The primary functions of the liver are to detoxify the body and to produce the bile used to digest food. However, the liver also stores certain vitamins, minerals, sugars, regulates fat storage and controls the production and excretion of cholesterol. By neutralizing poisonous substances, metabolizing alcohol and removing bacteria from the blood, the liver plays an important role in keeping the body healthy. If the liver has been damaged, a healthy, well-balanced diet may help the liver cells regenerate.
Since the liver filters the unused nutrients out of the body, an excessive amount of certain vitamins can cause additional stress on the liver. Mega-vitamin supplements, especially ones containing large amounts of vitamin A and vitamin D, can be particularly toxic. However, it may be beneficial to supplement a diet designed for liver health with additional vitamin B complexes.
Calories and Carbohydrates
Carbohydrates should be the major source of calories in a diet designed for liver health. Increased consumption of carbohydrates and fats may prevent protein from breaking down, preserving it in the body. However, it is important to monitor caloric intake. Excessive calories, especially in the form of carbohydrates, can cause fat deposits to form in the liver, causing further stress to the liver. On average, a person needs about 15 calories a day per pound of weight in order to meet his daily caloric needs.

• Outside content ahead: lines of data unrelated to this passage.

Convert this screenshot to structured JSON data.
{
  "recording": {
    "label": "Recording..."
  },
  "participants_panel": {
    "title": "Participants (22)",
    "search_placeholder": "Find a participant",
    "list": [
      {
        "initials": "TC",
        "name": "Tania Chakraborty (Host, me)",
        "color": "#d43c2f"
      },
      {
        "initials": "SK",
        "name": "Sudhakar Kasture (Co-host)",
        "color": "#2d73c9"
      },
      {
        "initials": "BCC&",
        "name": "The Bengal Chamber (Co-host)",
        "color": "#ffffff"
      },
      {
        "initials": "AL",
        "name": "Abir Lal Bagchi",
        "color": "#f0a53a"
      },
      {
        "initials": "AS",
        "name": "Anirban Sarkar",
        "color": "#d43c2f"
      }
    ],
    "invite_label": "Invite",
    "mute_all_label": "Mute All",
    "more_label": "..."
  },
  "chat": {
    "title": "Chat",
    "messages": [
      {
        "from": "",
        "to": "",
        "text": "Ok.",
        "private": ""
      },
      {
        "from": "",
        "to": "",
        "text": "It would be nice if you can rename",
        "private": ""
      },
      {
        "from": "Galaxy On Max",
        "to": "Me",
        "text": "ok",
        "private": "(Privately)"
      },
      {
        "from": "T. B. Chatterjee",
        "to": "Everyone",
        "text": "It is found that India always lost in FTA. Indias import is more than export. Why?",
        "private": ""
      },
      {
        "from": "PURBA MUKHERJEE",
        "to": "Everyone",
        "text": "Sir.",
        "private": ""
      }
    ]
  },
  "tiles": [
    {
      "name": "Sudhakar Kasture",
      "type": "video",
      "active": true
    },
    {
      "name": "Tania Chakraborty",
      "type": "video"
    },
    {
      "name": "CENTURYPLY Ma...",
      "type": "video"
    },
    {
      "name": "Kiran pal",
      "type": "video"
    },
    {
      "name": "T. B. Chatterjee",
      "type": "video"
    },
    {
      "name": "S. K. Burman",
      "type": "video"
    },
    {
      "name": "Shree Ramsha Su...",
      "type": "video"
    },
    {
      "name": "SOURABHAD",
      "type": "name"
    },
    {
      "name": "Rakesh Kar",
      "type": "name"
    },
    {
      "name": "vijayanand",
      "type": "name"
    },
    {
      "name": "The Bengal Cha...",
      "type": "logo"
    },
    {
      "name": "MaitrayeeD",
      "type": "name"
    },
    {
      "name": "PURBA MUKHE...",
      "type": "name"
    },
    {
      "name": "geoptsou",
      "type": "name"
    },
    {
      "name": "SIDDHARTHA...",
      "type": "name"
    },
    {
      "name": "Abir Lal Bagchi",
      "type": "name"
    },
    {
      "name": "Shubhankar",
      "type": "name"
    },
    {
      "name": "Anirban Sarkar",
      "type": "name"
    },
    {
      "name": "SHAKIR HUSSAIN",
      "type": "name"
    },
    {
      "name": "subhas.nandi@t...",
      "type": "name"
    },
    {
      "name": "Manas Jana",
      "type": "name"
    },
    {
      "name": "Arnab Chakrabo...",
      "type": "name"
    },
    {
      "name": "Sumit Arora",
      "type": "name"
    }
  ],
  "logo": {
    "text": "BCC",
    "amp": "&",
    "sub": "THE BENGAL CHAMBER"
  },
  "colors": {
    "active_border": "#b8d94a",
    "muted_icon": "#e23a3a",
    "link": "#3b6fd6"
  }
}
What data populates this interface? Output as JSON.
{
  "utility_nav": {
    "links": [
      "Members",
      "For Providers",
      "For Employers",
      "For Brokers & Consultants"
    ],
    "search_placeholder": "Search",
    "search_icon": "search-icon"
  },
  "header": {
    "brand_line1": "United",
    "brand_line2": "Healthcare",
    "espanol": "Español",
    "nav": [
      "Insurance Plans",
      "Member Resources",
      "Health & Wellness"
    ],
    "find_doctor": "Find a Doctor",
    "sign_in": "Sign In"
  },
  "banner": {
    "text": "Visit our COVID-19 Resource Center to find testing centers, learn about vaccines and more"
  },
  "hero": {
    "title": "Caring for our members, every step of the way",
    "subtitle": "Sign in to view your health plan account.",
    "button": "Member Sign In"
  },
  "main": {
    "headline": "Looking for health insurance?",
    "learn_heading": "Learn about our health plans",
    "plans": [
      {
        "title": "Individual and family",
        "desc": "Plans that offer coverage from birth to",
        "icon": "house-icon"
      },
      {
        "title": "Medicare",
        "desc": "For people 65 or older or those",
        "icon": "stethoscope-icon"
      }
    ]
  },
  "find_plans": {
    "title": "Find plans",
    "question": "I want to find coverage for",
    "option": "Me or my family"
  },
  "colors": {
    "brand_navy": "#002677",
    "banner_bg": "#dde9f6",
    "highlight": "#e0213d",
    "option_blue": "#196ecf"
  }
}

Liver disease can cause fluid retention in the body, especially around the abdomen or hands and feet. Since sodium can increase the amount of fluid in the body, reducing the amount of sodium in a diet can help decrease the levels of excess fluid. While most foods contain small amounts of sodium, table salt and processed foods tend to contain large amounts. Foods that contain more then 300 mg of sodium per serving are considered high in sodium and should be avoided.
The liver plays an important role in the digestion of protein. As protein is being broken down, waste products such as ammonia are formed. A healthy liver can rid the body of these toxins, however, if the liver has been compromised, toxins can build up in the blood and tissue. This build-up of toxins can cause tiredness, nausea, vomiting, forgetfulness and mental confusion. To avoid this, a diet for liver regeneration may contain only about 1 g of protein per kg of body weight.
Alcohol and Drugs
In order to give the liver a chance to regenerate, avoid substances that can stress the liver. Since alcohol is filtered out of the body through the liver, all forms of alcohol should be avoided until the liver has a chance to rebuild. Also avoid medicines containing acetaminophen, since, like alcohol, acetaminophen is filtered through the liver. Certain herbal remedies like comfrey, margosa oil, mate tea and chaparral can also be toxic to a liver, especially if liver cells have already been damaged.